**YOUR GOAL**
Pictures do not belong in the copy; quote every entry below exactly.

**DATA EXTRACTS**
● ● ● ● ● ● ●

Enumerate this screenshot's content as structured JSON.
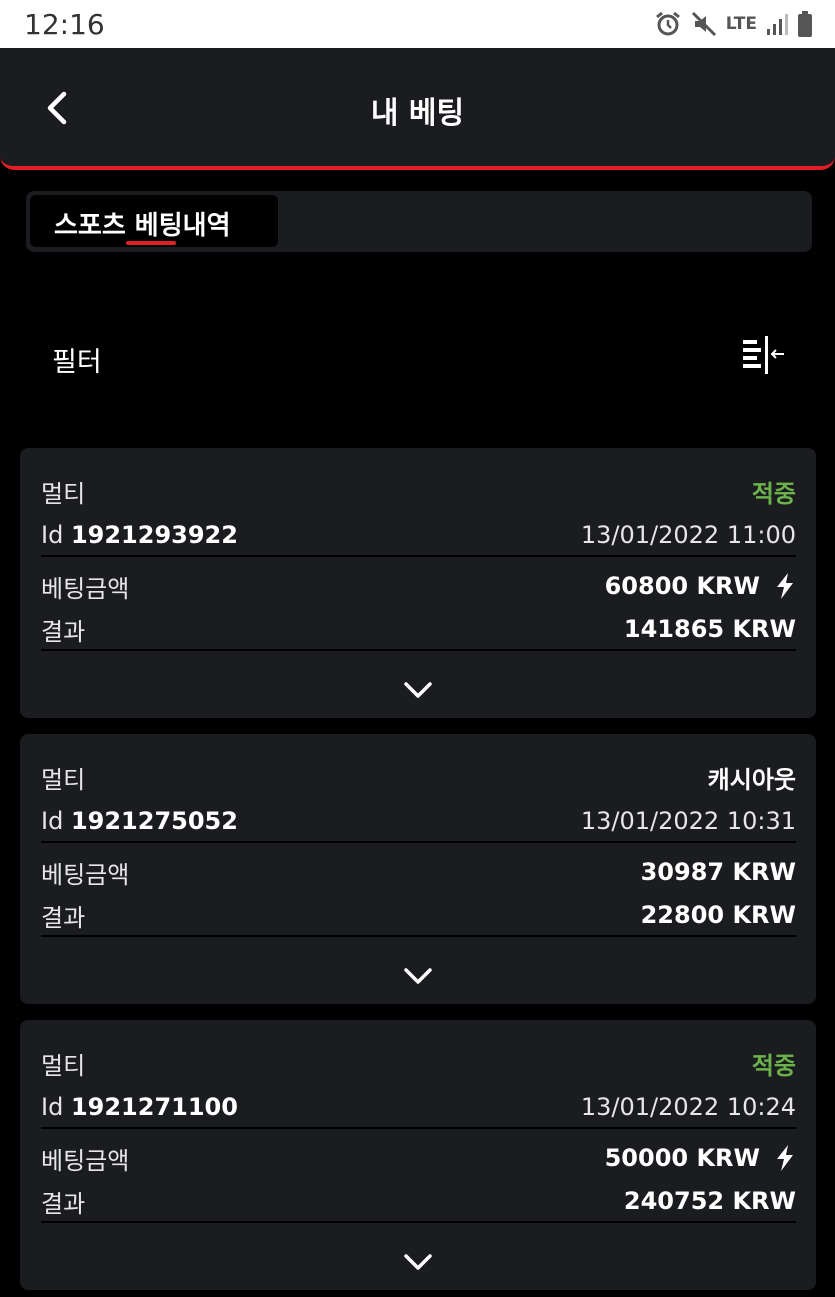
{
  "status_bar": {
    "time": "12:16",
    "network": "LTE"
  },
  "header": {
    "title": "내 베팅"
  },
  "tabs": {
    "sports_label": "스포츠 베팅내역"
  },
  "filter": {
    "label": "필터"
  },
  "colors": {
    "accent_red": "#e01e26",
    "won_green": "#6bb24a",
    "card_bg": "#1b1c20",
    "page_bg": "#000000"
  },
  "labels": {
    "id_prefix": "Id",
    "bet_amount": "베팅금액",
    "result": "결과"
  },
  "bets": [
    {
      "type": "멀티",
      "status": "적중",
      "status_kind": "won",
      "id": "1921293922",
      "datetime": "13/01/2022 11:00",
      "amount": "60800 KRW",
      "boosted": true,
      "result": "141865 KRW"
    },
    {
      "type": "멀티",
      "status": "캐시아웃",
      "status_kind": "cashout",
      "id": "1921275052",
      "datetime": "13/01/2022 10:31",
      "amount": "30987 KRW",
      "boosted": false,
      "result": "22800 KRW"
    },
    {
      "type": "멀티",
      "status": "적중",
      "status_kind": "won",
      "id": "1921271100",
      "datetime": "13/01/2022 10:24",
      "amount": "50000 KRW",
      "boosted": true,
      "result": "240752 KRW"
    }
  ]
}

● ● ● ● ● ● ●

**ANSWER SPACE**
Enumerate this screenshot's content as structured JSON.
{
  "status_bar": {
    "time": "12:16",
    "network": "LTE"
  },
  "header": {
    "title": "내 베팅"
  },
  "tabs": {
    "sports_label": "스포츠 베팅내역"
  },
  "filter": {
    "label": "필터"
  },
  "colors": {
    "accent_red": "#e01e26",
    "won_green": "#6bb24a",
    "card_bg": "#1b1c20",
    "page_bg": "#000000"
  },
  "labels": {
    "id_prefix": "Id",
    "bet_amount": "베팅금액",
    "result": "결과"
  },
  "bets": [
    {
      "type": "멀티",
      "status": "적중",
      "status_kind": "won",
      "id": "1921293922",
      "datetime": "13/01/2022 11:00",
      "amount": "60800 KRW",
      "boosted": true,
      "result": "141865 KRW"
    },
    {
      "type": "멀티",
      "status": "캐시아웃",
      "status_kind": "cashout",
      "id": "1921275052",
      "datetime": "13/01/2022 10:31",
      "amount": "30987 KRW",
      "boosted": false,
      "result": "22800 KRW"
    },
    {
      "type": "멀티",
      "status": "적중",
      "status_kind": "won",
      "id": "1921271100",
      "datetime": "13/01/2022 10:24",
      "amount": "50000 KRW",
      "boosted": true,
      "result": "240752 KRW"
    }
  ]
}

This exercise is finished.